Vegetation as a Resource: Characterization and Management in the Moist Savannas of Africa

Isichei, A. O. ; Akobundu, I. O. (1995)

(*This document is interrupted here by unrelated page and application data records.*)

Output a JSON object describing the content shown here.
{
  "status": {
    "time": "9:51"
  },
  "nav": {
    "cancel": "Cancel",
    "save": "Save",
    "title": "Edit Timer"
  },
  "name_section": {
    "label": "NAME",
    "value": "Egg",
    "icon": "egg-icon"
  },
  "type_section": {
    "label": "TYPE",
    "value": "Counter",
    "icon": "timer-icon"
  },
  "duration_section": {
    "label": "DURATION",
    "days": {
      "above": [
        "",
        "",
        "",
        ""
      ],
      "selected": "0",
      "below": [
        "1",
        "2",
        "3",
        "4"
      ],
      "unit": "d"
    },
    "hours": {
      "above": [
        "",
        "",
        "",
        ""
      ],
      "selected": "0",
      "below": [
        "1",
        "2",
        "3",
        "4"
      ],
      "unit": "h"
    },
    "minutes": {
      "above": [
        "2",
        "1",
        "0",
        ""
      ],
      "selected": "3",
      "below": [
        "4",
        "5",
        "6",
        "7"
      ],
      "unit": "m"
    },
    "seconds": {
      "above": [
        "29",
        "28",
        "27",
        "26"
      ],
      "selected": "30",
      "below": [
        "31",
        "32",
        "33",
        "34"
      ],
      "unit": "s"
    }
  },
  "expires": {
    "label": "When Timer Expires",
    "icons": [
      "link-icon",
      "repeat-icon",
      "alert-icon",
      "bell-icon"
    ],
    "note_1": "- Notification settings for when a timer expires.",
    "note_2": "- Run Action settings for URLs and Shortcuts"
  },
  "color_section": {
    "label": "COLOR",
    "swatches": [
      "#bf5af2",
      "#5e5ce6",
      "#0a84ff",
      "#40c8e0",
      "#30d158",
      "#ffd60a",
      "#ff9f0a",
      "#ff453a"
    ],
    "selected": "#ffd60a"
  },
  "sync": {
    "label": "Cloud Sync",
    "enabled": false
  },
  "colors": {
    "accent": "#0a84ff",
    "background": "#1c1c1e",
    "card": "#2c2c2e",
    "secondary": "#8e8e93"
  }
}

Savannas cover up to 65% of Africa's land area and up to 80% of West Africa and occur between the equatorial rainforests and mid-latitude deserts. They have a continuous C4 grass stratum at least 80 cm high with fit, cauline leaves; trees and shrubs are often present and the vegetation is usually burnt annually, especially in the moist areas. Climate has been the major criterion used for zoning savannas but the structure of the vegetation and floristic composition, geology and geomorphology have also been med. There have been continental sale classifications of savanna, most prominent of which are those of AETFAT, which recognizes twelve savanna formations in Africa; and of UNESCO/AETFAT/UNESCO, more recent, and partially based on that of AETFAT. There are several regional classifications including that of Keay for Nigeria whose nomenclature is now widely wed in West Africa Moist savannas are found in low altitude (< 800 m above sea level) Western and Central Africa, in the ecoclimatic zone where the moisture indexed length of the growing season is between 151 and 270 days and where the annual rainfall/evapotranspiration ratio is between 0.40 and 1.0. Moist savannas are mainly woodlands and range from Isoberlinia woodlands to forest-savanna transition zones where oil palm, characteristic of secondary forest vegetation, is common. Moist savanna vegetation plays an important role in nutrient cycling, first through lifter deposition and decay, from which soil organic matter is built up. Rhizobia and other micro-organism symbiotic and non-symbiotic associations with plants also fix atmospheric nitrogen. Some plants also have mycorrhiza which aid in nutrient absorption from the soil. Many savanna plants play secondary roles in agriculture, providing poles for fences and stakes for yam. Cultivation presents a major perturbation to the natural resilience of the moist savannas; land use should therefore ensure that the natural resiliency of the ecosystem is maintained.